Britishvolt’s Gigaplant praised by Boris Johnson during Prime Minister’s Questions
Prime Minister Boris Johnson has praised Britishvolt’s work to deliver a Gigaplant that will eventually produce enough low carbon, sustainable battery cells for over 300,000 electric vehicle battery packs per year.
During Prime Minister’s Question Time on Wednesday (2 February 2022) he highlighted the role of Blyth Valley MP Ian Levy.
Responding to a question from the MP, the Prime Minister said: “I want to thank him for helping to secure the Britishvolt Gigafactory in Blyth. It is an absolutely amazing investment.”
Britishvolt recently received Government backing to power ahead with plans for a full-scale electric-vehicle (EV) Gigaplant in Northumberland with support coming through its Automotive Transformation Fund, delivered by the Advanced Propulsion Centre.
At the time, the Prime Minister said the new battery factory will “boost the production of electric vehicles in the UK, whilst levelling up opportunity and bringing thousands of new highly-skilled jobs to communities in our industrial heartlands.”
The Prime Minister was responding to a question from Mr Levy concerning the need for infrastructure upgrades to help ease congestion on Blyth’s roads.
He said: “I understand that growth and prosperity bring about challenges when it comes to congestion on our roads. We are working with the council on a bid for the Blyth Relief Road.”
Mr Johnson committed to setting up a meeting between the MP for Blyth Valley and the Transport Secretary to discuss this further.

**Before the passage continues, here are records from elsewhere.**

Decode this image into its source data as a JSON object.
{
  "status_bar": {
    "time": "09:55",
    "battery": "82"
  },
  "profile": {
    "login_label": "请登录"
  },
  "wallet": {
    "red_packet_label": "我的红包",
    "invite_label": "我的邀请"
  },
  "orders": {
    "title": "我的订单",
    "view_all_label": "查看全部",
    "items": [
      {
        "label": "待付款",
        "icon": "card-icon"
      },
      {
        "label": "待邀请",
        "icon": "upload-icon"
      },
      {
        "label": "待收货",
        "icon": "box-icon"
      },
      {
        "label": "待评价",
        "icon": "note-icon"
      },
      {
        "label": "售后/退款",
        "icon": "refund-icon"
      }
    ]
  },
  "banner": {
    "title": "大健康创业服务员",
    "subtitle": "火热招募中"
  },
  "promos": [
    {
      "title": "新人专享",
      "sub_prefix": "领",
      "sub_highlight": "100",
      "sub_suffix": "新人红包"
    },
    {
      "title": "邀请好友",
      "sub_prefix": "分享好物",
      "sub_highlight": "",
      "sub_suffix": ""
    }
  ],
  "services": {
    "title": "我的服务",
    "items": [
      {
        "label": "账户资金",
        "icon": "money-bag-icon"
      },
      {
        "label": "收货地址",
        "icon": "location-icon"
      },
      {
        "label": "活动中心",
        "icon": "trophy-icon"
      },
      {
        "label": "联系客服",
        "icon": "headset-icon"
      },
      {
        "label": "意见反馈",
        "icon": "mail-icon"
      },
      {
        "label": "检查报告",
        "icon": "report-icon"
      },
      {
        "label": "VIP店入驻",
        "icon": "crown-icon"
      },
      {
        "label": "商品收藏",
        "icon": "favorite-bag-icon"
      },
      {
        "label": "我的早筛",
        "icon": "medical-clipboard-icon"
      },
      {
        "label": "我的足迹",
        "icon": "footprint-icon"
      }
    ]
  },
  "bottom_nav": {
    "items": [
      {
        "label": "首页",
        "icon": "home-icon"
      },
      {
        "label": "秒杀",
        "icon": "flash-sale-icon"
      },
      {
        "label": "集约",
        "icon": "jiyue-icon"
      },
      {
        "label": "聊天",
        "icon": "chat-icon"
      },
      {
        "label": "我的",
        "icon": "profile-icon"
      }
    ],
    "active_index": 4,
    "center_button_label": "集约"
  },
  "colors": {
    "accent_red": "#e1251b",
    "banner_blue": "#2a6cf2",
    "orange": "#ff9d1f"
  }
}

Speaking to Transport + Energy Britishvolt Chief Communications Officer Ben Kilbey said: “The level of positive support that Britishvolt is seeing is phenomenal and is testament to the integrity of the business to helping, not only level up, but also create the employment of the future and domestic battery intellectual property. Low carbon, sustainable, domestically produced battery cells are an imperative to the next industrial revolution, a switch to renewables from fossil fuels. We must stop burning stuff to empower a clean air future for all. Batteries are at the very core of that narrative.
He added: “Through our BV Future Gen Foundation we will be able to up-skill, new-skill and re-skill for the jobs required for the industries of the future. We are proud of our ESG commitments and the vision to set new benchmarks in supply chain management. We will drive the carbon out of the battery manufacturing process. The Gigaplant in Northumberland will be powered by 100% clean, green renewable energy. We hope the ‘Britishvolt Effect’ will benefit the entire country and power up the Gigaplant-economy.”
Earlier this week Britisvolt announced that it had entered into a joint venture with strategic partner Glencore to develop a world-leading ecosystem for battery recycling in the UK.
This ecosystem will be anchored at a new recycling plant located at the Britannia Refined Metals operation (BRM – located in Northfleet), a Glencore company. BRM will continue with its current production and trading operations.
The project sees a return to recycling for BRM, securing existing jobs and creating new ones.
The bold aim is to help support the creation of a genuinely circular economy that supplies recycled materials and minerals back into the battery supply chain.
In reaction Minister for Investment Lord Grimstone said: “Gigafactories are a critical part of our transition to a cleaner automotive future, but so too is ensuring sustainability across the entire supply chain and lifespan of electric vehicles.
“This collaboration will help to develop an ecosystem for the recycling of batteries and critical minerals that will be essential as we electrify our automotive sector and build back greener.”
Image courtesy of Britishvolt.